*** RECORDED INFORMATION Section Begins ***

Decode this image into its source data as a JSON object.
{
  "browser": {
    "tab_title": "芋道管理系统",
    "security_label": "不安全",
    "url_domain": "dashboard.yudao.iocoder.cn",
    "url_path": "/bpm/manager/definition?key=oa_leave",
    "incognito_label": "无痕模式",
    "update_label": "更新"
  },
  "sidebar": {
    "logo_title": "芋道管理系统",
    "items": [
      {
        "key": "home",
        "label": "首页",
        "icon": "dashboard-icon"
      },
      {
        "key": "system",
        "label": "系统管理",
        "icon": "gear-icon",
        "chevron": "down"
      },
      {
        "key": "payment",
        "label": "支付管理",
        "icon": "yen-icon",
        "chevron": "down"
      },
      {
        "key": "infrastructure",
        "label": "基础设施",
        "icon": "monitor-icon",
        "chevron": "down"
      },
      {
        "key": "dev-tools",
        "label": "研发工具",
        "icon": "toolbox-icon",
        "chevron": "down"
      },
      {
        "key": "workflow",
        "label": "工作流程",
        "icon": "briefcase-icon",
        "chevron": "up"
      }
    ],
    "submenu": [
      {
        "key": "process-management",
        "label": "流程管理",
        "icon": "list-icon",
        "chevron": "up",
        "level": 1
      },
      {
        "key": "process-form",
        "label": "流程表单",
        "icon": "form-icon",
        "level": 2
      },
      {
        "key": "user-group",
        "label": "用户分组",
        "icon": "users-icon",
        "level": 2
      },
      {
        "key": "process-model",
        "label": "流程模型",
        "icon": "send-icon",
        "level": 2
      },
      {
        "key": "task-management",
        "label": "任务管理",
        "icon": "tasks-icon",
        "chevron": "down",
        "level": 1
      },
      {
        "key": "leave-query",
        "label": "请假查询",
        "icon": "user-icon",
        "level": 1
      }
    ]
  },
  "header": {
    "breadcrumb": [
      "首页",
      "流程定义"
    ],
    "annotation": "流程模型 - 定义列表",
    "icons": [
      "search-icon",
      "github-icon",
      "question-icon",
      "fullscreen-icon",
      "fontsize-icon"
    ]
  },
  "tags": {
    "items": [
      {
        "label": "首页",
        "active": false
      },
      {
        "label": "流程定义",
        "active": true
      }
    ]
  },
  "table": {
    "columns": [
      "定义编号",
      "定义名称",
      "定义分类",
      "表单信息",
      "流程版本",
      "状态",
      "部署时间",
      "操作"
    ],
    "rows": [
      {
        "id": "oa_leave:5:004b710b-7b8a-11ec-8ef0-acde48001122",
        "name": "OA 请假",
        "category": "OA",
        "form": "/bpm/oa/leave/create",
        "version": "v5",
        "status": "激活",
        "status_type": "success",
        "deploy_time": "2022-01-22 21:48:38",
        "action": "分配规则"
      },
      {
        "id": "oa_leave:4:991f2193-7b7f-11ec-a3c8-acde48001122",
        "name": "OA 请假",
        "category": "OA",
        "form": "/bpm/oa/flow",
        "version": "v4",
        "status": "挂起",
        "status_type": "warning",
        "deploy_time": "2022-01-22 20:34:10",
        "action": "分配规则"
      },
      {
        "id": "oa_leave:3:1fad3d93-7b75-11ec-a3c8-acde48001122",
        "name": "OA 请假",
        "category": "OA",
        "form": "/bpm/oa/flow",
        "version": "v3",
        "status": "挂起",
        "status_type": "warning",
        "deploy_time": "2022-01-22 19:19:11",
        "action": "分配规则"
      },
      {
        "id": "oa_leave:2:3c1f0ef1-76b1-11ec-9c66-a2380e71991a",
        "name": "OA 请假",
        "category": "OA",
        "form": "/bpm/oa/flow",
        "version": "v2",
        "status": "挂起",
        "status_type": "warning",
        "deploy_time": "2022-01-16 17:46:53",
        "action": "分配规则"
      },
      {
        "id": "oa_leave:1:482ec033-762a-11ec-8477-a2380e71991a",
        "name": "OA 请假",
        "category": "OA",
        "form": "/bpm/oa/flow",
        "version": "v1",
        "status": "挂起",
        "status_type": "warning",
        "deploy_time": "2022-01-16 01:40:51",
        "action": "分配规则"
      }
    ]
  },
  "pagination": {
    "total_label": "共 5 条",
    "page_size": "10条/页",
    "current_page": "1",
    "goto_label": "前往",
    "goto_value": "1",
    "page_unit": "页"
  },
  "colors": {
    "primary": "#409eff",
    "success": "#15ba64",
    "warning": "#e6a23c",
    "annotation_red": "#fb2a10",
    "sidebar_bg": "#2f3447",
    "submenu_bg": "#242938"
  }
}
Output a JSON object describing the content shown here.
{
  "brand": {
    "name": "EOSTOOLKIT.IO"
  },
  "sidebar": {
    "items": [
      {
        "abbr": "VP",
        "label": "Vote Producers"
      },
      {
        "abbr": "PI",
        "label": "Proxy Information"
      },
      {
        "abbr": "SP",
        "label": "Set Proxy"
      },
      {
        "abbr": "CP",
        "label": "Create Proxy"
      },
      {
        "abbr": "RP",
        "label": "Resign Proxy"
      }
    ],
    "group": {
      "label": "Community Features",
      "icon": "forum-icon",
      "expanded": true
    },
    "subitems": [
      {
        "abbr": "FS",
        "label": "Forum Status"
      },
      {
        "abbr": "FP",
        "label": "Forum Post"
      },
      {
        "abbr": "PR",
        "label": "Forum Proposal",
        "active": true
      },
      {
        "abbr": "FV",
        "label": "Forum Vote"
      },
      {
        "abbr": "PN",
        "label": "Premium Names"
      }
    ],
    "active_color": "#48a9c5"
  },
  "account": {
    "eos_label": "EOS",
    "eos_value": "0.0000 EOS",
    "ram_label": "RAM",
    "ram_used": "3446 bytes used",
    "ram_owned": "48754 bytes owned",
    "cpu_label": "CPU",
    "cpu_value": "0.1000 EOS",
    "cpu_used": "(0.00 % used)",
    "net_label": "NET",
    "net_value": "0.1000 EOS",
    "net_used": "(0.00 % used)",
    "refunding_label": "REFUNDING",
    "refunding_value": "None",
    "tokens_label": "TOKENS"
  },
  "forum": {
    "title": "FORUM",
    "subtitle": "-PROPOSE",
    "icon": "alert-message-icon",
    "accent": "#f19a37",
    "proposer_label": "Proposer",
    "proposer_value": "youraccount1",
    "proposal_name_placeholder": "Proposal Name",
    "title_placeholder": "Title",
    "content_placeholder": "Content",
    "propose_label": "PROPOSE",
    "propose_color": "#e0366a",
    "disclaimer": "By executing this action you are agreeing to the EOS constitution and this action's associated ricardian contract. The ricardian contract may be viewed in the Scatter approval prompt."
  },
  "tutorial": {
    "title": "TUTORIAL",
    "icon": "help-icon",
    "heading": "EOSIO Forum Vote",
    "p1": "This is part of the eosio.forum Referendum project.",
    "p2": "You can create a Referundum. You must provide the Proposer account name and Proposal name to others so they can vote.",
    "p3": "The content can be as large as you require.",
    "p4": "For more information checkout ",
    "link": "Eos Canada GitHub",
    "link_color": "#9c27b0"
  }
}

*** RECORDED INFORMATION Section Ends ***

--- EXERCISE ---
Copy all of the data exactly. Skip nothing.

--- ANSWER SPACE ---
Decode this image into its source data as a JSON object.
{
  "browser": {
    "tab_title": "芋道管理系统",
    "security_label": "不安全",
    "url_domain": "dashboard.yudao.iocoder.cn",
    "url_path": "/bpm/manager/definition?key=oa_leave",
    "incognito_label": "无痕模式",
    "update_label": "更新"
  },
  "sidebar": {
    "logo_title": "芋道管理系统",
    "items": [
      {
        "key": "home",
        "label": "首页",
        "icon": "dashboard-icon"
      },
      {
        "key": "system",
        "label": "系统管理",
        "icon": "gear-icon",
        "chevron": "down"
      },
      {
        "key": "payment",
        "label": "支付管理",
        "icon": "yen-icon",
        "chevron": "down"
      },
      {
        "key": "infrastructure",
        "label": "基础设施",
        "icon": "monitor-icon",
        "chevron": "down"
      },
      {
        "key": "dev-tools",
        "label": "研发工具",
        "icon": "toolbox-icon",
        "chevron": "down"
      },
      {
        "key": "workflow",
        "label": "工作流程",
        "icon": "briefcase-icon",
        "chevron": "up"
      }
    ],
    "submenu": [
      {
        "key": "process-management",
        "label": "流程管理",
        "icon": "list-icon",
        "chevron": "up",
        "level": 1
      },
      {
        "key": "process-form",
        "label": "流程表单",
        "icon": "form-icon",
        "level": 2
      },
      {
        "key": "user-group",
        "label": "用户分组",
        "icon": "users-icon",
        "level": 2
      },
      {
        "key": "process-model",
        "label": "流程模型",
        "icon": "send-icon",
        "level": 2
      },
      {
        "key": "task-management",
        "label": "任务管理",
        "icon": "tasks-icon",
        "chevron": "down",
        "level": 1
      },
      {
        "key": "leave-query",
        "label": "请假查询",
        "icon": "user-icon",
        "level": 1
      }
    ]
  },
  "header": {
    "breadcrumb": [
      "首页",
      "流程定义"
    ],
    "annotation": "流程模型 - 定义列表",
    "icons": [
      "search-icon",
      "github-icon",
      "question-icon",
      "fullscreen-icon",
      "fontsize-icon"
    ]
  },
  "tags": {
    "items": [
      {
        "label": "首页",
        "active": false
      },
      {
        "label": "流程定义",
        "active": true
      }
    ]
  },
  "table": {
    "columns": [
      "定义编号",
      "定义名称",
      "定义分类",
      "表单信息",
      "流程版本",
      "状态",
      "部署时间",
      "操作"
    ],
    "rows": [
      {
        "id": "oa_leave:5:004b710b-7b8a-11ec-8ef0-acde48001122",
        "name": "OA 请假",
        "category": "OA",
        "form": "/bpm/oa/leave/create",
        "version": "v5",
        "status": "激活",
        "status_type": "success",
        "deploy_time": "2022-01-22 21:48:38",
        "action": "分配规则"
      },
      {
        "id": "oa_leave:4:991f2193-7b7f-11ec-a3c8-acde48001122",
        "name": "OA 请假",
        "category": "OA",
        "form": "/bpm/oa/flow",
        "version": "v4",
        "status": "挂起",
        "status_type": "warning",
        "deploy_time": "2022-01-22 20:34:10",
        "action": "分配规则"
      },
      {
        "id": "oa_leave:3:1fad3d93-7b75-11ec-a3c8-acde48001122",
        "name": "OA 请假",
        "category": "OA",
        "form": "/bpm/oa/flow",
        "version": "v3",
        "status": "挂起",
        "status_type": "warning",
        "deploy_time": "2022-01-22 19:19:11",
        "action": "分配规则"
      },
      {
        "id": "oa_leave:2:3c1f0ef1-76b1-11ec-9c66-a2380e71991a",
        "name": "OA 请假",
        "category": "OA",
        "form": "/bpm/oa/flow",
        "version": "v2",
        "status": "挂起",
        "status_type": "warning",
        "deploy_time": "2022-01-16 17:46:53",
        "action": "分配规则"
      },
      {
        "id": "oa_leave:1:482ec033-762a-11ec-8477-a2380e71991a",
        "name": "OA 请假",
        "category": "OA",
        "form": "/bpm/oa/flow",
        "version": "v1",
        "status": "挂起",
        "status_type": "warning",
        "deploy_time": "2022-01-16 01:40:51",
        "action": "分配规则"
      }
    ]
  },
  "pagination": {
    "total_label": "共 5 条",
    "page_size": "10条/页",
    "current_page": "1",
    "goto_label": "前往",
    "goto_value": "1",
    "page_unit": "页"
  },
  "colors": {
    "primary": "#409eff",
    "success": "#15ba64",
    "warning": "#e6a23c",
    "annotation_red": "#fb2a10",
    "sidebar_bg": "#2f3447",
    "submenu_bg": "#242938"
  }
}
Output a JSON object describing the content shown here.
{
  "brand": {
    "name": "EOSTOOLKIT.IO"
  },
  "sidebar": {
    "items": [
      {
        "abbr": "VP",
        "label": "Vote Producers"
      },
      {
        "abbr": "PI",
        "label": "Proxy Information"
      },
      {
        "abbr": "SP",
        "label": "Set Proxy"
      },
      {
        "abbr": "CP",
        "label": "Create Proxy"
      },
      {
        "abbr": "RP",
        "label": "Resign Proxy"
      }
    ],
    "group": {
      "label": "Community Features",
      "icon": "forum-icon",
      "expanded": true
    },
    "subitems": [
      {
        "abbr": "FS",
        "label": "Forum Status"
      },
      {
        "abbr": "FP",
        "label": "Forum Post"
      },
      {
        "abbr": "PR",
        "label": "Forum Proposal",
        "active": true
      },
      {
        "abbr": "FV",
        "label": "Forum Vote"
      },
      {
        "abbr": "PN",
        "label": "Premium Names"
      }
    ],
    "active_color": "#48a9c5"
  },
  "account": {
    "eos_label": "EOS",
    "eos_value": "0.0000 EOS",
    "ram_label": "RAM",
    "ram_used": "3446 bytes used",
    "ram_owned": "48754 bytes owned",
    "cpu_label": "CPU",
    "cpu_value": "0.1000 EOS",
    "cpu_used": "(0.00 % used)",
    "net_label": "NET",
    "net_value": "0.1000 EOS",
    "net_used": "(0.00 % used)",
    "refunding_label": "REFUNDING",
    "refunding_value": "None",
    "tokens_label": "TOKENS"
  },
  "forum": {
    "title": "FORUM",
    "subtitle": "-PROPOSE",
    "icon": "alert-message-icon",
    "accent": "#f19a37",
    "proposer_label": "Proposer",
    "proposer_value": "youraccount1",
    "proposal_name_placeholder": "Proposal Name",
    "title_placeholder": "Title",
    "content_placeholder": "Content",
    "propose_label": "PROPOSE",
    "propose_color": "#e0366a",
    "disclaimer": "By executing this action you are agreeing to the EOS constitution and this action's associated ricardian contract. The ricardian contract may be viewed in the Scatter approval prompt."
  },
  "tutorial": {
    "title": "TUTORIAL",
    "icon": "help-icon",
    "heading": "EOSIO Forum Vote",
    "p1": "This is part of the eosio.forum Referendum project.",
    "p2": "You can create a Referundum. You must provide the Proposer account name and Proposal name to others so they can vote.",
    "p3": "The content can be as large as you require.",
    "p4": "For more information checkout ",
    "link": "Eos Canada GitHub",
    "link_color": "#9c27b0"
  }
}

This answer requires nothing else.